    COVID-19 has increased the need for schools to communicate with families while reducing opportunities for face-to-face interactions. As a result, families have received an onslaught of emails, text messages and detailed websites. Many of these are dense. Too often, the best families can do is quickly skim — if they read these at all.

    While more information needs to be shared in writing than ever before, more communication is not necessarily better. The goal is not to just send information out, but for recipients to understand the information they receive. We all struggle with long emails that arrive in our inboxes while we are racing around doing a million other things. Or with multiple emails from the same sender that accumulate, unread. When we finally do open a message to figure out what we need to know, we get distracted before reaching the main point. So how can schools rise above the seemingly never-ending barrage of information to ensure successful outreach to families?

  • | Zoom Cares
    Up to 1.6 billion children around the world have been impacted by school closures during the COVID-19 crisis. The pandemic has exposed inequities in education - from access to computers and technology for remote learning, to the support teachers need to provide quality education during this challenging time.

    Please join us in supporting schools and teachers here in the US and globally as they ensure our world’s children continue to learn and thrive through this pandemic.

  • | Results for America

    Today, Results for America and the Annenberg Institute for School Reform at Brown University released three new EdResearch for Recovery briefs that highlight what the evidence tells us about some of the toughest questions facing policymakers, educators and families, including:

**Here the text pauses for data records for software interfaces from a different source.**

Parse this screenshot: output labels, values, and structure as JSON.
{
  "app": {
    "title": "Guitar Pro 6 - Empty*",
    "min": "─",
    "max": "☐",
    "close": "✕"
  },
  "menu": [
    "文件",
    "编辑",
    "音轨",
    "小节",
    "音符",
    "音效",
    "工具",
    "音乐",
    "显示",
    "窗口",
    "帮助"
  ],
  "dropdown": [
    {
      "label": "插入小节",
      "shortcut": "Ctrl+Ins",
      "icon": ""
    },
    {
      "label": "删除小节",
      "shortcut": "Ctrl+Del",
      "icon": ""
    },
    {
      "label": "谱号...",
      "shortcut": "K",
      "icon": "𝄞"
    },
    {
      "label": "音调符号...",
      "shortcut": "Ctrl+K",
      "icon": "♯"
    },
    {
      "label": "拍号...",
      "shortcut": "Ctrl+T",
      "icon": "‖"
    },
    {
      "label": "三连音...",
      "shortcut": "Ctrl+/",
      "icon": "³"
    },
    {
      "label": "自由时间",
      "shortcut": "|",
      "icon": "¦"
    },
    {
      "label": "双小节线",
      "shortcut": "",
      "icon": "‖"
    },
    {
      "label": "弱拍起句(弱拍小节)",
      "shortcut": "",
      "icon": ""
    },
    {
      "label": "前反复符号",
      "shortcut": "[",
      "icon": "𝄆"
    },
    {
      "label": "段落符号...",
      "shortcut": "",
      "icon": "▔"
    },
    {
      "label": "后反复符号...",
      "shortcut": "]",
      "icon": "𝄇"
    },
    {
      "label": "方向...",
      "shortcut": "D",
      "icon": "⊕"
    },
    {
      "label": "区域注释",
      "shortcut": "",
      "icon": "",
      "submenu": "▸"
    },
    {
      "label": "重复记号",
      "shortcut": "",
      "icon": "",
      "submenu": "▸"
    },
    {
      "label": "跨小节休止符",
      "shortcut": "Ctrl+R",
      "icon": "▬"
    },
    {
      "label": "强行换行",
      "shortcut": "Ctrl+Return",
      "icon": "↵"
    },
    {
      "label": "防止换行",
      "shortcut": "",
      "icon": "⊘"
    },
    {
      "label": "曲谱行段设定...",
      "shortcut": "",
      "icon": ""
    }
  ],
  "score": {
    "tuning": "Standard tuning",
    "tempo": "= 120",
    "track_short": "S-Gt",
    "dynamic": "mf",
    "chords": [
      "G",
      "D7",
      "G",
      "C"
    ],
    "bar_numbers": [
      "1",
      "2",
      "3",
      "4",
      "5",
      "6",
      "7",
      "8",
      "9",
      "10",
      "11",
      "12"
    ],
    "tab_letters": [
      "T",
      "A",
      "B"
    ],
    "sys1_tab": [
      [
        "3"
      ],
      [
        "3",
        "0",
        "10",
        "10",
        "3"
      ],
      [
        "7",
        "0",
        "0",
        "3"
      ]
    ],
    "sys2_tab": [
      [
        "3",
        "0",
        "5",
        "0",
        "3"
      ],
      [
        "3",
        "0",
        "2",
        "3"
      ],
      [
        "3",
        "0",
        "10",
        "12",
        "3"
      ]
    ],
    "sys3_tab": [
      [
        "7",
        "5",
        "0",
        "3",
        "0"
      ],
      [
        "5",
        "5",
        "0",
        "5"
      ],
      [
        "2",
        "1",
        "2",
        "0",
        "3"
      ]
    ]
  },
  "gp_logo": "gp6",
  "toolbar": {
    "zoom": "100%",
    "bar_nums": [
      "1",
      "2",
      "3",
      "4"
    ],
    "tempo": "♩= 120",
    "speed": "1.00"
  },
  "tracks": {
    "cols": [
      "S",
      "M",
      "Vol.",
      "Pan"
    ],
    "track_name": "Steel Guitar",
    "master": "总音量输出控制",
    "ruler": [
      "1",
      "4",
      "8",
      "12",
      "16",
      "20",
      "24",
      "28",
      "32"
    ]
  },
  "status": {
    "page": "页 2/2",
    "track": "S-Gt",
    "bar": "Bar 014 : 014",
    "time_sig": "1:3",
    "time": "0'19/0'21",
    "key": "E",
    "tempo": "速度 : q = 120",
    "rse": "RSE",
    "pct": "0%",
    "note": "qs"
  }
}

    • What changes in central office systems are likely to support principals in leading for equitable, high-quality teaching and learning? 
    • How can schools create contexts that foster safety and prosocial behaviors in the wake of COVID-19 and the ongoing state of increased unrest over racial justice?
    • How can schools and districts support families in their diverse contexts and build practical trust to support student learning?
  • | AP News
    “When you look at the distance learning research, very little has been carried out on young students, even below middle school,” said Brown University’s Schwartz, who is a member of the committee that wrote the report and is also running a project that provides research to school leaders who are trying to make decisions during the pandemic. “Few people were even considering that it could be considered with kids this young.”
  • | FutureEd

    With teachers suddenly thrust into remote learning last spring, what impact did that have on their sense of success and their students’ engagement? Researchers Matthew Kraft of Brown University and FutureEd, Nicole Simon of CUNY, and Melissa Arnold Lyon of Brown University explored the work-from-home conditions during COVID-19 in a new working paperSustaining a Sense of Success: The Importance of Teacher Working Conditions During the COVID-19 Pandemic.

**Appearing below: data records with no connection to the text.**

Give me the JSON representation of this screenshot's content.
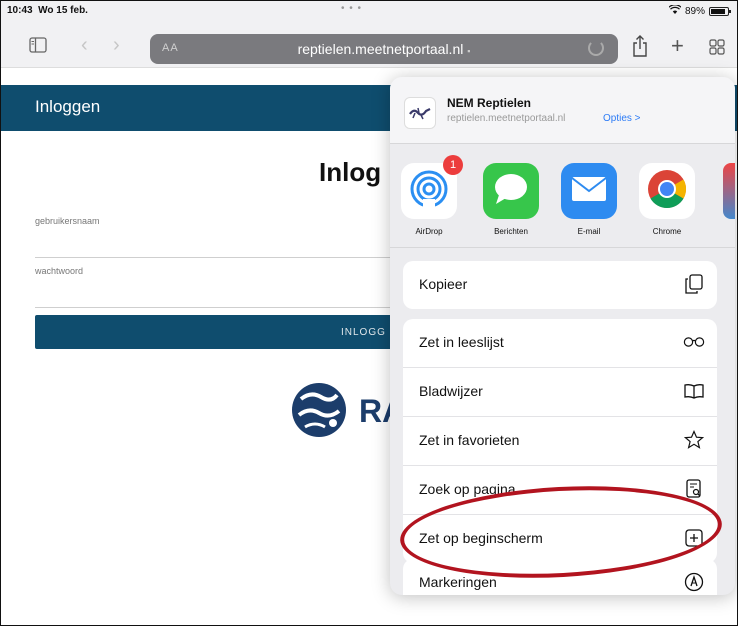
{
  "status": {
    "time": "10:43",
    "date": "Wo 15 feb.",
    "battery": "89%",
    "battery_level": 0.89
  },
  "toolbar": {
    "text_size_label": "AA",
    "url": "reptielen.meetnetportaal.nl"
  },
  "page": {
    "header_title": "Inloggen",
    "main_title": "Inlog",
    "username_label": "gebruikersnaam",
    "password_label": "wachtwoord",
    "login_button": "INLOGG",
    "logo_text": "RA"
  },
  "share": {
    "site_title": "NEM Reptielen",
    "site_url": "reptielen.meetnetportaal.nl",
    "options_label": "Opties >",
    "apps": [
      {
        "label": "AirDrop",
        "badge": "1",
        "icon": "airdrop-icon"
      },
      {
        "label": "Berichten",
        "icon": "messages-icon"
      },
      {
        "label": "E-mail",
        "icon": "mail-icon"
      },
      {
        "label": "Chrome",
        "icon": "chrome-icon"
      }
    ],
    "actions": {
      "copy": "Kopieer",
      "reading_list": "Zet in leeslijst",
      "bookmark": "Bladwijzer",
      "favorites": "Zet in favorieten",
      "find": "Zoek op pagina",
      "home_screen": "Zet op beginscherm",
      "markup": "Markeringen"
    }
  },
  "colors": {
    "header_blue": "#0f4d6e",
    "highlight_red": "#b2141f",
    "link_blue": "#2d7cf6"
  }
}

  • | Principal Matters - William D. Parker
  • | Albert Shanker Institute
    Teachers are used to playing many different roles, but this year they are facing the most complex challenges of their careers. They are being asked to be public health experts. Tech support specialists. Social workers to families reeling from the effects of layoffs and illness. Masters of distance learning and trauma-responsive educational practices. And they are being asked to take on these new responsibilities against a backdrop of rising COVID-19 cases in many parts of the country, looming budget cuts for many school districts, and a hyper-polarized political debate over the return to school.
  • | Education Week

    In the current pandemic reality, educators can improve learning, we believe, by finding better ways to use and structure students' work time. That's true whether learning is fully remote via computers, phones, or packets or whether it includes in-person instruction.

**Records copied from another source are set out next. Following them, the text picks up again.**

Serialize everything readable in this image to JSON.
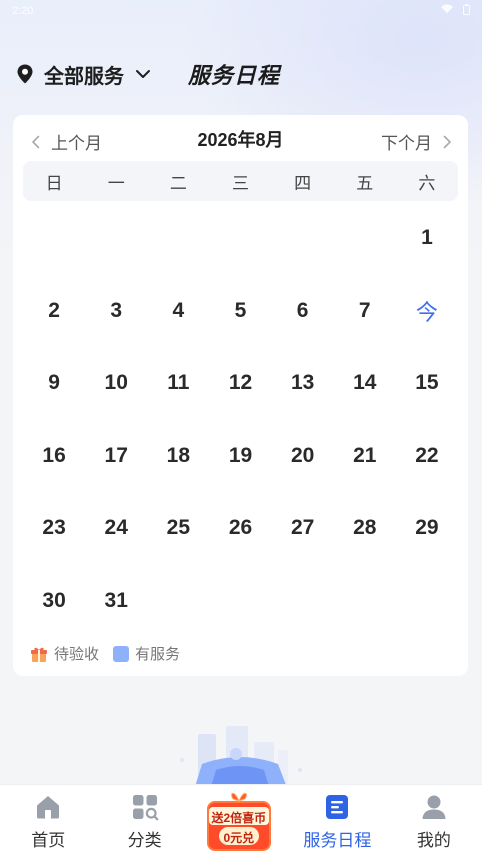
{
  "status_bar": {
    "time": "2:20"
  },
  "header": {
    "location_label": "全部服务",
    "title": "服务日程"
  },
  "calendar": {
    "month_title": "2026年8月",
    "prev_label": "上个月",
    "next_label": "下个月",
    "weekdays": [
      "日",
      "一",
      "二",
      "三",
      "四",
      "五",
      "六"
    ],
    "days": [
      "",
      "",
      "",
      "",
      "",
      "",
      "1",
      "2",
      "3",
      "4",
      "5",
      "6",
      "7",
      "今",
      "9",
      "10",
      "11",
      "12",
      "13",
      "14",
      "15",
      "16",
      "17",
      "18",
      "19",
      "20",
      "21",
      "22",
      "23",
      "24",
      "25",
      "26",
      "27",
      "28",
      "29",
      "30",
      "31",
      "",
      "",
      "",
      "",
      ""
    ],
    "today_label": "今"
  },
  "legend": {
    "pending": "待验收",
    "has_service": "有服务"
  },
  "bottom_nav": {
    "home": "首页",
    "category": "分类",
    "promo_line1": "送2倍喜币",
    "promo_line2": "0元兑",
    "schedule": "服务日程",
    "mine": "我的"
  },
  "colors": {
    "accent": "#2f63e6",
    "today": "#3d6ef0",
    "service_swatch": "#8fb1fb",
    "promo_red": "#ff4b2a"
  }
}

    When in-person schooling ended abruptly this spring, the learning opportunities then available to students varied enormously. Some students received no distance instruction, and others got a hodgepodge of a synchronous virtual classroom, asynchronous online activities, and worksheets and packets. Educators scrambled to keep a semblance of school going till normal returned.

  • | Education Week
    New research is already showing major setbacks to academic achievement in the months of disrupted schooling forced by COVID-19, with estimates that some students will have lost as much as a full school year’s worth of learning gains. How can districts and schools effectively measure and diagnose the learning losses? What types of interventions and staffing changes can be deployed to address the losses?
  • | Education Week

    The spring semester, in which schools across the country closed their doors and teachers pivoted to remote instruction on a dime, was challenging for everyone involved. But a new survey shows that teachers' sense of success dramatically declined—a troubling sign, since many schools have started the new school year remotely, too. 

    But there is some good news: Teachers who had supportive school leadership were the least likely to experience a dip in their sense of success.